William Cuddihy (searches and seizures). The page facing the title page
lists more than thirty of Levy's publications and as such it constitutes a
second, more significant bibliography. Levy's bibliography of the works of
other historians is supplemented by the extensive bibliography found in
his Original Intent and the Framers' Constitution (New York and
London: Macmillan, 1988). Substantial bibliographies also appear in his
Origins of the Fifth Amendment: The Right Against Self-Incrimination
(New York: Oxford University Press, 1968; rev. ed., New York: Macmillan,
1988), and his Emergence of a Free Press (New York and Oxford:
Oxford University Press, 1985) -- the latter a thorough revision and

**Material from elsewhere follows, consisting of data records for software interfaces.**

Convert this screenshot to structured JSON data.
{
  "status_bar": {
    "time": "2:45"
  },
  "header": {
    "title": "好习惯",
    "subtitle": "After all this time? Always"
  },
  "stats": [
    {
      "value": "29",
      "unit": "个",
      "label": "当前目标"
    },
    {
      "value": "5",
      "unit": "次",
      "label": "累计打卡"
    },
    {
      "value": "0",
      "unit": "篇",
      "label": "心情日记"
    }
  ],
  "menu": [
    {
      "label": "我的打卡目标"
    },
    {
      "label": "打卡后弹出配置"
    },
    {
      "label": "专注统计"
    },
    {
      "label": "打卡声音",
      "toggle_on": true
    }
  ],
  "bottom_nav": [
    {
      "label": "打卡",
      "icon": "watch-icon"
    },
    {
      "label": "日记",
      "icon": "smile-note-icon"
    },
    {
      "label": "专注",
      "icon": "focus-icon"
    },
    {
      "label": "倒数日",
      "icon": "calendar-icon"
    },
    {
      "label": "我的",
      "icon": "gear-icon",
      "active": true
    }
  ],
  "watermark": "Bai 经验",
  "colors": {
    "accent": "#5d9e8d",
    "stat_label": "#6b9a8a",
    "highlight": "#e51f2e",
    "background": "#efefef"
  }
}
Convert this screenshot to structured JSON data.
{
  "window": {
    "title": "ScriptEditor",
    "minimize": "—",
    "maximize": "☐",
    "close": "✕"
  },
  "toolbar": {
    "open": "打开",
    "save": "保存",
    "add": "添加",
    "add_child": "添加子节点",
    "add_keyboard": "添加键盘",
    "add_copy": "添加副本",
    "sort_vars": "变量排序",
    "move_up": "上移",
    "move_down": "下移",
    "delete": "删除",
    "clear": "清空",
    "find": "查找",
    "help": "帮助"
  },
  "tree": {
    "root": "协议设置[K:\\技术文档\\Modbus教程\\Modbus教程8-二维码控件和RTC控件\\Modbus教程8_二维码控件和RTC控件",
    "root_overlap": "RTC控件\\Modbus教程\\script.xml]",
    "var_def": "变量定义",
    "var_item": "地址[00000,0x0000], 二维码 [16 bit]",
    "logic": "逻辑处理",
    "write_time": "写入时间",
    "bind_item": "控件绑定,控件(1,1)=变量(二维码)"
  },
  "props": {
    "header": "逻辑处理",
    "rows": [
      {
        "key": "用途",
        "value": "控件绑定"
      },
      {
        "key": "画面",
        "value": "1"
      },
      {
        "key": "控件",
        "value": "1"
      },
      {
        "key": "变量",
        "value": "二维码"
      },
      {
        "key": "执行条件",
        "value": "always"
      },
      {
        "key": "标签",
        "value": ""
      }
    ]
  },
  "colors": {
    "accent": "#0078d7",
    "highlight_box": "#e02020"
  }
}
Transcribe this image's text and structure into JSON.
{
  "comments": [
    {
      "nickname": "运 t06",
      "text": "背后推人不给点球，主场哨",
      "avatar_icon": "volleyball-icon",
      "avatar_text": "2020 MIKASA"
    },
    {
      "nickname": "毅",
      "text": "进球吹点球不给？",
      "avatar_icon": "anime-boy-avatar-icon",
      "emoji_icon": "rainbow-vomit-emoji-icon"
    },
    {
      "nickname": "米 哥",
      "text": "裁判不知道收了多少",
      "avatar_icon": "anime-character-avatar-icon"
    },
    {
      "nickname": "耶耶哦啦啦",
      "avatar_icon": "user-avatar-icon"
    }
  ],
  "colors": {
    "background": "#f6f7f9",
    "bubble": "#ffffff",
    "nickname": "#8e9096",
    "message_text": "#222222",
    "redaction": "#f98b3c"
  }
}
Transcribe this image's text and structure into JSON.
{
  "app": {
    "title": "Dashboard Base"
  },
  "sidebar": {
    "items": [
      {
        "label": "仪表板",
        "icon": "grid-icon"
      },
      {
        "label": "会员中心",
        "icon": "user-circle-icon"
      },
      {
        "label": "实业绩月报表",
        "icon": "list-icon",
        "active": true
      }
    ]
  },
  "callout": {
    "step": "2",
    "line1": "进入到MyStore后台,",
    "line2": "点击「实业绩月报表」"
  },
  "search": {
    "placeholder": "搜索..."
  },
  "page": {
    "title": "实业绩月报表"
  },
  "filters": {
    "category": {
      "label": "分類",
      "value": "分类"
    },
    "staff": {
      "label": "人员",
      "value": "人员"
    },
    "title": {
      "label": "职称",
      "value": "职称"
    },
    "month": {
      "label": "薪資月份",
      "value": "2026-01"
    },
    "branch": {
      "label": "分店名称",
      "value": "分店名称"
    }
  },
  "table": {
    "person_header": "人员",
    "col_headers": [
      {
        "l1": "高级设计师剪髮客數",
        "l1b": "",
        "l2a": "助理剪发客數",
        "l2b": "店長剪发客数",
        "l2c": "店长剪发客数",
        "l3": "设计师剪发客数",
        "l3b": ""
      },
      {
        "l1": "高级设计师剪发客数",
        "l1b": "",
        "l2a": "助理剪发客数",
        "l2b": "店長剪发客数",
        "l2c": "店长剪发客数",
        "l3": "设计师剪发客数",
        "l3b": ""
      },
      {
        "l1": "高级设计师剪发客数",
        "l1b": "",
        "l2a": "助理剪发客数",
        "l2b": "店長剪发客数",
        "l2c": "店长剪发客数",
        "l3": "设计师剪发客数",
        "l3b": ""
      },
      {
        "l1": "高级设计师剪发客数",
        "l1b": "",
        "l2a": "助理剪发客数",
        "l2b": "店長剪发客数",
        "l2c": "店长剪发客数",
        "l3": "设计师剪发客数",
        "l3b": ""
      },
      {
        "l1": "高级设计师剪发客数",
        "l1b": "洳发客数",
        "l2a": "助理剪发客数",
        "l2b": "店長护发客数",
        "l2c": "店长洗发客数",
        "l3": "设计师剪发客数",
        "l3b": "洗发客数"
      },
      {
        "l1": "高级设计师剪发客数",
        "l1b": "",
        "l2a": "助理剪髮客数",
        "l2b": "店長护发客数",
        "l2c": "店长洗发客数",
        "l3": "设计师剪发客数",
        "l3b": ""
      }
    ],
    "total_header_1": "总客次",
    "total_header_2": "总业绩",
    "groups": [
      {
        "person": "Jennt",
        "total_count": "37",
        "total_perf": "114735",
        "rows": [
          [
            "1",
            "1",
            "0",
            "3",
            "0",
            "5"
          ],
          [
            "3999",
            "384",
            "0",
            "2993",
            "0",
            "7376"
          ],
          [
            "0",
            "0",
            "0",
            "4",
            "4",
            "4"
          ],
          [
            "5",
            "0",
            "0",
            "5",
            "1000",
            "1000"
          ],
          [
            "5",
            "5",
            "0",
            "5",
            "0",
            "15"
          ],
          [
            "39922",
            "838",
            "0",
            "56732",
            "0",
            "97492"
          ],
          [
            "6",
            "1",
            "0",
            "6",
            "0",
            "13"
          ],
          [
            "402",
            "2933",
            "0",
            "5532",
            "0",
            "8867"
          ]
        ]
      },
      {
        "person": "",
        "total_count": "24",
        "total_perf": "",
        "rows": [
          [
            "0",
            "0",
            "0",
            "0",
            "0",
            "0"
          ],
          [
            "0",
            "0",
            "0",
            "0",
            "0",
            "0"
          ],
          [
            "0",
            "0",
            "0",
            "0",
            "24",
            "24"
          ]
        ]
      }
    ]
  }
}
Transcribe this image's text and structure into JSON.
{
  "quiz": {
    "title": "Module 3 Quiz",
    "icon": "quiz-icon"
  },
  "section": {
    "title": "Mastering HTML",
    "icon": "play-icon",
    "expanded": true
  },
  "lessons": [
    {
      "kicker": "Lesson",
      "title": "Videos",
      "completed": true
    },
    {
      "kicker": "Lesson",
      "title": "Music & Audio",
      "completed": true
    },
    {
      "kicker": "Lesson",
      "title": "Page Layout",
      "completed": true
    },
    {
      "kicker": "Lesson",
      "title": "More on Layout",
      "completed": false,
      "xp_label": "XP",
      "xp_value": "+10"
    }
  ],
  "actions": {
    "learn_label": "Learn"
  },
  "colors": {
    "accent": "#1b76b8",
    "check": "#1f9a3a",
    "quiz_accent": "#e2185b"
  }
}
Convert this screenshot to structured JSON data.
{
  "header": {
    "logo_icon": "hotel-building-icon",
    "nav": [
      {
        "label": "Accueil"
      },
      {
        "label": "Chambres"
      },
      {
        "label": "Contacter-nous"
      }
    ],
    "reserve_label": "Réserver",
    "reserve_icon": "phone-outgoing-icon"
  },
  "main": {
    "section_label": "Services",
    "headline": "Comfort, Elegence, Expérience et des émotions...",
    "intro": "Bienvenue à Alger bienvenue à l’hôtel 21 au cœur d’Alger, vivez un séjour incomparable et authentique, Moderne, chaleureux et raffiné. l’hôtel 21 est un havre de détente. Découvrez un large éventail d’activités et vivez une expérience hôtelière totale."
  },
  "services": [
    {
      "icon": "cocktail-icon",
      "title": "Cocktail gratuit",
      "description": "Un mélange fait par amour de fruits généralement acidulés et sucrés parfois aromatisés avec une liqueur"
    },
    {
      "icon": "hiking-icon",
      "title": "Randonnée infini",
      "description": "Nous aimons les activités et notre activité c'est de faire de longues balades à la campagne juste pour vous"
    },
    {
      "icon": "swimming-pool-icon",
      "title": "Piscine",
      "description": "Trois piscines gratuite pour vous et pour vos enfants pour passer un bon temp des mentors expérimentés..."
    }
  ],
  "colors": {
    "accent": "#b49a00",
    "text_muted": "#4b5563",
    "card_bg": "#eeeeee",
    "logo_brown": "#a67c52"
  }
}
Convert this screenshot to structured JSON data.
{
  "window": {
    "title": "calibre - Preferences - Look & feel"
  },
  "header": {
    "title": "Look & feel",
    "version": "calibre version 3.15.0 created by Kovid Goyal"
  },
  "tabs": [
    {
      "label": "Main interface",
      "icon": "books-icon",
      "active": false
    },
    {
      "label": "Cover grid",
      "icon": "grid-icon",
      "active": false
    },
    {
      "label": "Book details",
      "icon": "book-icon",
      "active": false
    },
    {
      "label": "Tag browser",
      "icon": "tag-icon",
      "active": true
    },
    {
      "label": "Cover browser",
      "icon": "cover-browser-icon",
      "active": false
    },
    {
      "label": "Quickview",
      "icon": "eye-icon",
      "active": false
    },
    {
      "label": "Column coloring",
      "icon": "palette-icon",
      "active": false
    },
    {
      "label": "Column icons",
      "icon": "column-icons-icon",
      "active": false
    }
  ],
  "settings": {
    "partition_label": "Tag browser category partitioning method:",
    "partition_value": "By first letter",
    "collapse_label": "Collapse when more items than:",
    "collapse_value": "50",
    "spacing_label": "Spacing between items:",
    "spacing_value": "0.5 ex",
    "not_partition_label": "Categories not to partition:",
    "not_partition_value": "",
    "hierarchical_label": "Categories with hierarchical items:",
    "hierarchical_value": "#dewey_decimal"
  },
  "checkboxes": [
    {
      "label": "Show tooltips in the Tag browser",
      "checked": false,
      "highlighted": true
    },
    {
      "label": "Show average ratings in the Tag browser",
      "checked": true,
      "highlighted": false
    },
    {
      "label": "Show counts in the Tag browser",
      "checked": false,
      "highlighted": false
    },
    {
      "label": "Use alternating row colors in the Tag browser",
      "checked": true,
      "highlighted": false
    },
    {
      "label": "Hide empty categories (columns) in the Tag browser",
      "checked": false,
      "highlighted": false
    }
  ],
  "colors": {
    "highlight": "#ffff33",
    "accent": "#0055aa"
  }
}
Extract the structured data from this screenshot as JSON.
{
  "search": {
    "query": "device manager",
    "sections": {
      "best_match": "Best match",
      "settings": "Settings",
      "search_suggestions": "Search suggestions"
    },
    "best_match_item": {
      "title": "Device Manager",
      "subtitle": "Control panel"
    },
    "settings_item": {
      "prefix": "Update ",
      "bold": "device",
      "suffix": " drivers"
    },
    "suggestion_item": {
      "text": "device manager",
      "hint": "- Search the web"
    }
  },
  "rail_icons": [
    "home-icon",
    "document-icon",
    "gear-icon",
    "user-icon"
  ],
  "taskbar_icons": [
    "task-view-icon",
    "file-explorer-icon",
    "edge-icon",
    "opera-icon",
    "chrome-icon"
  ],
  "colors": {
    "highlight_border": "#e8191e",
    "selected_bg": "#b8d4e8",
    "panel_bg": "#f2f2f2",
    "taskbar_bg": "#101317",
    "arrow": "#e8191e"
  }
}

updating of his pathbreaking 1960 study Legacy of Suprression
(Cambridge, Mass.: Belknap Press of Harvard University Press, 1960).
Although Levy scores both Federalists and Antifederalists for their
rhetorical excesses, he is overly harsh about the sincerity of
Antifederalist leaders, often dismissing them as demagogues. Many
Antifederalist leaders unquestionably preferred sweeping structural
changes to the Constitution, but the fears of many others were sincere
respecting the document's lack of a bill of rights. The Constitution
created a powerful central authority and fear and suspicion of such an
authority had deep roots in American history. Revolutionary Americans --
influenced by their experience with a powerful central authority (imperial
Britain) -- insisted on written constitutions and declarations of rights
to protect their rights and liberties. Why then should the Constitution
not have a bill of rights? Such thinking was part of the Revolution's
constitutional heritage, so eloquently praised by Levy.
seems oblivious to the burgeoning literature that looks favorably on
Antifederalist contributions to political and constitutional thought.
Antifederalists are being taken more seriously; few scholars now dismiss
them as intellectually deficient or demagogic "men of little faith." Many
were intelligent, complicated, and diverse, representing a variety of
interests and positions. Moreover, it is important to understand their
thought because their arguments did much to shape Federalist arguments.
Antifederalists were the primary shapers of the ratification debates on
the Constitution and the Bill of Rights. Levy also seems to be unaware of
(or has chosen to disregard) the work of several historians, such as
Gordon S. Wood, who have convincingly questioned Richard Henry Lee's
authorship of the Letters from the Federal Farmer.
Nonetheless, Origins of the Bill of Rights is an excellent
synthesis of a lifetime of scholarship by an unabashed champion of rights
and liberties. It is a splendid addition to Professor Levy's bulging
bookshelf of monographs and edited works. It gives historians, lawyers,
and the general public considerable insight into a document that defines
Americans as a people.
Library of Congress
Call Number: KF4749.L488 1999
* United States. Constitution. 1st-10th Amendments. -- History.
* Civil rights -- United States -- History.
Citation: Gaspare J. Saladino . "Review of Leonard W. Levy, Origins of the
Bill of Rights," H-Law, H-Net Reviews, October, 1999. URL:
“The book is wonderful reading but probably targeted
more for popular than scholarly consumption…Much of Origin has its
origins in Original Intent and the Framers’ Constitution, Levy’s
well-known 1988 book, and thus although Origins of the Bill of Rights
may have been originally original, that claim cannot now be staked.
Nevertheless, readers – particularly those new to Levy – will find this
volume invigorating and engaging.”
Rodney A. Smolla, review of Origins of the Bill of
Rights, by Leonard W. Levy, The William and Mary Quarterly 57
(October 2000): 891-893.